Copy out, from the data, each line containing the string "subtask".
LISTED RECORDS START
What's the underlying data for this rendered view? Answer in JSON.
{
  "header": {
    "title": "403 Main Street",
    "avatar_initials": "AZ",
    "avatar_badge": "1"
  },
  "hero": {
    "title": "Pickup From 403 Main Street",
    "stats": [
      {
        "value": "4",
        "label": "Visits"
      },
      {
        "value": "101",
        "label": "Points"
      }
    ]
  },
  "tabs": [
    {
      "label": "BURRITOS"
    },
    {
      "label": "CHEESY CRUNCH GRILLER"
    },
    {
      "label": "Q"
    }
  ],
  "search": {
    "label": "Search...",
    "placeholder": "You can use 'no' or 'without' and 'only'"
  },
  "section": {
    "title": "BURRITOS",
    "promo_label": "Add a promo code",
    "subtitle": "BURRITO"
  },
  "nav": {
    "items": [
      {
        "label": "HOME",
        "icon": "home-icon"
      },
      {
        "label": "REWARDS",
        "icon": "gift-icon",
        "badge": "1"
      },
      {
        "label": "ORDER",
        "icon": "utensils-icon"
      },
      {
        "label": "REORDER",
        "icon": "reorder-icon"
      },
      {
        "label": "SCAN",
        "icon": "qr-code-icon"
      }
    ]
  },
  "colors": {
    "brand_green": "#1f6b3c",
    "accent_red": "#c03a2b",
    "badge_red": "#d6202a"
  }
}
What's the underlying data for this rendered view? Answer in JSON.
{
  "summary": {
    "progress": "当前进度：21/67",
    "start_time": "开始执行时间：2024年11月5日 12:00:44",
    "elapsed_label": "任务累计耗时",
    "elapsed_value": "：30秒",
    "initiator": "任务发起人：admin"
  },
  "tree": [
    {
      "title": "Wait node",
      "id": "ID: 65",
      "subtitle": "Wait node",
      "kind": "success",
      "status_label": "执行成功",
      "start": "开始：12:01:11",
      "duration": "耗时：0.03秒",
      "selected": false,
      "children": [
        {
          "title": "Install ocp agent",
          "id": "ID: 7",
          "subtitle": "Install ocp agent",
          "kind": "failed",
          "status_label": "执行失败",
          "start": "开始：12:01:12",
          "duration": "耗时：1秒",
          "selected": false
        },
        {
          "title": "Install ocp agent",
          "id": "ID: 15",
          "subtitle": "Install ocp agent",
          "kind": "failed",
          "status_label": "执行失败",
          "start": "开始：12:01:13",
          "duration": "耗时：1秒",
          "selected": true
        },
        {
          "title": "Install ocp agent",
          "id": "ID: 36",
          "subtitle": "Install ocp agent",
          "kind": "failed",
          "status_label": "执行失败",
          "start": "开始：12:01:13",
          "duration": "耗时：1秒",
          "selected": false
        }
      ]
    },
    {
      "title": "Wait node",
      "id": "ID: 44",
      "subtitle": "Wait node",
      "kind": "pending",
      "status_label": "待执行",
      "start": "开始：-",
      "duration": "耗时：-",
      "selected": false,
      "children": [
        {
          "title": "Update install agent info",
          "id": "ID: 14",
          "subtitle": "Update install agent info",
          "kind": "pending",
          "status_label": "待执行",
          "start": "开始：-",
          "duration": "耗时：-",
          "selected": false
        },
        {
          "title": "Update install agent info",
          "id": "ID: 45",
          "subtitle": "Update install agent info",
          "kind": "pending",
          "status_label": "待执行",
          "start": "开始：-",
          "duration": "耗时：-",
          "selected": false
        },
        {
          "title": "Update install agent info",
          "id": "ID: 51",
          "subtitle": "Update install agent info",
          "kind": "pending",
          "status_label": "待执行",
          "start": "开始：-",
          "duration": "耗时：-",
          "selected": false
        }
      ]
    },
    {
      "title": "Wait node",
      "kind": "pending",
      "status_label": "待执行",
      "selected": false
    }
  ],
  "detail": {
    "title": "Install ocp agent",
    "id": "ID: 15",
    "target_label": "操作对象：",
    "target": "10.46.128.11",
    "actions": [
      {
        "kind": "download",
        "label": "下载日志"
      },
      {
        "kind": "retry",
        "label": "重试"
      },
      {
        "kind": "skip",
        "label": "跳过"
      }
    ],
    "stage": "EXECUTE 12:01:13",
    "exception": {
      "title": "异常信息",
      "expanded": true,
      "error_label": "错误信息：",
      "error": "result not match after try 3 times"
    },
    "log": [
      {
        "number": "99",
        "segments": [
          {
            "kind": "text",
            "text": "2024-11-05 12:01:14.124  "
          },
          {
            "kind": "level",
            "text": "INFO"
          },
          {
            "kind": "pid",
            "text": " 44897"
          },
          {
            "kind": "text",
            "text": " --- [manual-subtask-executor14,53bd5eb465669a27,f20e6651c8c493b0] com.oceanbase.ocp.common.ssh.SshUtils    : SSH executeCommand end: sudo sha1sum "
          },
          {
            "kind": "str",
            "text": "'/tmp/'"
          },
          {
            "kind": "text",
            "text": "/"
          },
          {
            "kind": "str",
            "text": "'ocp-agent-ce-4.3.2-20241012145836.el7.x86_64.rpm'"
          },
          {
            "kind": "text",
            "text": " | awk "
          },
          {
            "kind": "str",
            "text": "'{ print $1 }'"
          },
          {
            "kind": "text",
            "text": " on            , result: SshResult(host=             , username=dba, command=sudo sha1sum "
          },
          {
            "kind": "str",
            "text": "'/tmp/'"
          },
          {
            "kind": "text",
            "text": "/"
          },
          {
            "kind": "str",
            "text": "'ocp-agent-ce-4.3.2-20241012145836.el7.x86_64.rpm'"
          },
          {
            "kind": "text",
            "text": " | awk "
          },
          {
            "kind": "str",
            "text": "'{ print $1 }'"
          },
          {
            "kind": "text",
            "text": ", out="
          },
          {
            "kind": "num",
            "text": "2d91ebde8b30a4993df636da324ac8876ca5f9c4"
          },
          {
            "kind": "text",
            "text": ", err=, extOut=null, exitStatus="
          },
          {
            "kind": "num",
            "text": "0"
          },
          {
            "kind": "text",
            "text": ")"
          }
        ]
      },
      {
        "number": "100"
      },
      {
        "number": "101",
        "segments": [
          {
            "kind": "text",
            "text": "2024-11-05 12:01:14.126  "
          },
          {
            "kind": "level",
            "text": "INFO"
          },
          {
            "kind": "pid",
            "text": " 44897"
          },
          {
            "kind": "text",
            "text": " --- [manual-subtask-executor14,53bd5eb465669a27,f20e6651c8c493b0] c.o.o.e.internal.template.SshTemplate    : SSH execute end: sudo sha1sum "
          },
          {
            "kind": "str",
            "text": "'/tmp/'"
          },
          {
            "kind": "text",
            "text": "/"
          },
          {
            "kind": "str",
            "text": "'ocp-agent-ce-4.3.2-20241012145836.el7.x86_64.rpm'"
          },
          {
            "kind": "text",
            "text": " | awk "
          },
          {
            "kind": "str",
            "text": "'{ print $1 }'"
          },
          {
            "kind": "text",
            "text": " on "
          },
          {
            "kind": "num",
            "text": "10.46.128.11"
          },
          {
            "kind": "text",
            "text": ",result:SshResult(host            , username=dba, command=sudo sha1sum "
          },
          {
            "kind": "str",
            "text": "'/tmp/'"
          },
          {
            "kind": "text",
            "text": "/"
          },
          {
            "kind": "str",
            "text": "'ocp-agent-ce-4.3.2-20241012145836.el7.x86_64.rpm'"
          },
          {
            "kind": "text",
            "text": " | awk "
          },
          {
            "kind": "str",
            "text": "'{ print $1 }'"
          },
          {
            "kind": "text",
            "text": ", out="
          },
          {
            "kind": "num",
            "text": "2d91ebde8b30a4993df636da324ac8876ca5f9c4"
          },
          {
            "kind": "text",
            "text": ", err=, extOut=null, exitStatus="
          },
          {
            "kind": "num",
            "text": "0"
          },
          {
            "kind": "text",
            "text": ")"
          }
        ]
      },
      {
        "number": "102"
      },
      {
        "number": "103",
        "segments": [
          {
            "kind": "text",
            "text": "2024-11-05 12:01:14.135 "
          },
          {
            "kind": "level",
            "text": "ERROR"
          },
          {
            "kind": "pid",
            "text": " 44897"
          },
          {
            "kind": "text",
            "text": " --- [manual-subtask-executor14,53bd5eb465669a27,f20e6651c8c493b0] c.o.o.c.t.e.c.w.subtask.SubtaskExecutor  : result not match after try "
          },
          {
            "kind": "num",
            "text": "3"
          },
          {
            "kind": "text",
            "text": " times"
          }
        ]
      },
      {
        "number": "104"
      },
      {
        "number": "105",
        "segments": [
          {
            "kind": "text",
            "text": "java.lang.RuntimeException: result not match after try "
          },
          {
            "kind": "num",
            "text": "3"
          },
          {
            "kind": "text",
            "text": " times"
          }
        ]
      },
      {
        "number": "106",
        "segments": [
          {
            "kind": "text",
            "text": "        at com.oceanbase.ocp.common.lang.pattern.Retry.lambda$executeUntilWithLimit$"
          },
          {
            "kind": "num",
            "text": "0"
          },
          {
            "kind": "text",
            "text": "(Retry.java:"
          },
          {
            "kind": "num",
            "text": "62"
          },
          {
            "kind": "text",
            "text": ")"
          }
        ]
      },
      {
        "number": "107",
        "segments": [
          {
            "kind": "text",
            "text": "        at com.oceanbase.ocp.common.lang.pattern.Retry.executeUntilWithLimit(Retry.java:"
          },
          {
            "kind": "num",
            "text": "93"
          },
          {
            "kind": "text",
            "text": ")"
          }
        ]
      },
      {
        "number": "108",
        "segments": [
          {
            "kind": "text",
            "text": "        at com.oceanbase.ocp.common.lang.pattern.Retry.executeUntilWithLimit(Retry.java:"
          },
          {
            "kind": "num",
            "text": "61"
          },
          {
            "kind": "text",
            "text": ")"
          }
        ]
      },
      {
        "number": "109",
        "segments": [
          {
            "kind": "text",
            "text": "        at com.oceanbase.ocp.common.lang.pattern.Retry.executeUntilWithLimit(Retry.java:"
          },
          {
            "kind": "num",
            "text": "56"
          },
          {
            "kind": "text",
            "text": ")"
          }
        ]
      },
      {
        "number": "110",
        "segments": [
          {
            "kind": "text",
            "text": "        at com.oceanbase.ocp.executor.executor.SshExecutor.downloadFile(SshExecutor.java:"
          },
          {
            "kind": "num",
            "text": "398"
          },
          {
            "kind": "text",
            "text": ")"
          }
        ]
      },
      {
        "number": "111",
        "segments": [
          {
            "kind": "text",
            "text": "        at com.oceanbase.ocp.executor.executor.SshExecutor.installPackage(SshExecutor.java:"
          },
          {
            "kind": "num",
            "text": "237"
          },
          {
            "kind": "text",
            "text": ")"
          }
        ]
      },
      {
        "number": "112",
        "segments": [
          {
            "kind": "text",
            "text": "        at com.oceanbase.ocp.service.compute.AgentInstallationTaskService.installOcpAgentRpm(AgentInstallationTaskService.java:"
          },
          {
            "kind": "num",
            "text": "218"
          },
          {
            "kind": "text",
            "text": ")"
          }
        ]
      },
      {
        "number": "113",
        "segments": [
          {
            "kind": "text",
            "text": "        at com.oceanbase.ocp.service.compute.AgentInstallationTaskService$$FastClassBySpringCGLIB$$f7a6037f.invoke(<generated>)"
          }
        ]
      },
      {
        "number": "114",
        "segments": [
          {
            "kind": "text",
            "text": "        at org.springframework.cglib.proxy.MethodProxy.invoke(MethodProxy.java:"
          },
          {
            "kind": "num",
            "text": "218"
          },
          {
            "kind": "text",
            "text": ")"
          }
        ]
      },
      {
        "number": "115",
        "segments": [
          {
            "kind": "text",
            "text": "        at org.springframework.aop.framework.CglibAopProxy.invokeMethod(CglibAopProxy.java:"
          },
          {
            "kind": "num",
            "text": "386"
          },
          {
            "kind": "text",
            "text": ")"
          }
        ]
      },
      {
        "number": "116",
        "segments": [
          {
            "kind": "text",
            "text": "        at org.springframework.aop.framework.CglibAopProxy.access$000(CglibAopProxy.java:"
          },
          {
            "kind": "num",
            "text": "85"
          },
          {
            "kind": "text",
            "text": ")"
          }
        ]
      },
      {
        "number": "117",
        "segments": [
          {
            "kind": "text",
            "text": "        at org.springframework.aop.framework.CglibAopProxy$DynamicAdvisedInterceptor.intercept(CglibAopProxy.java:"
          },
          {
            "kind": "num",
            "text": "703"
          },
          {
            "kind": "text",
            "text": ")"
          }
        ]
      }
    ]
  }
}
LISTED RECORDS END
RESPONSE TO THIS TASK =>
            "text": " --- [manual-subtask-executor14,53bd5eb465669a27,f20e6651c8c493b0] com.oceanbase.ocp.common.ssh.SshUtils    : SSH executeCommand end: sudo sha1sum "
            "text": " --- [manual-subtask-executor14,53bd5eb465669a27,f20e6651c8c493b0] c.o.o.e.internal.template.SshTemplate    : SSH execute end: sudo sha1sum "
            "text": " --- [manual-subtask-executor14,53bd5eb465669a27,f20e6651c8c493b0] c.o.o.c.t.e.c.w.subtask.SubtaskExecutor  : result not match after try "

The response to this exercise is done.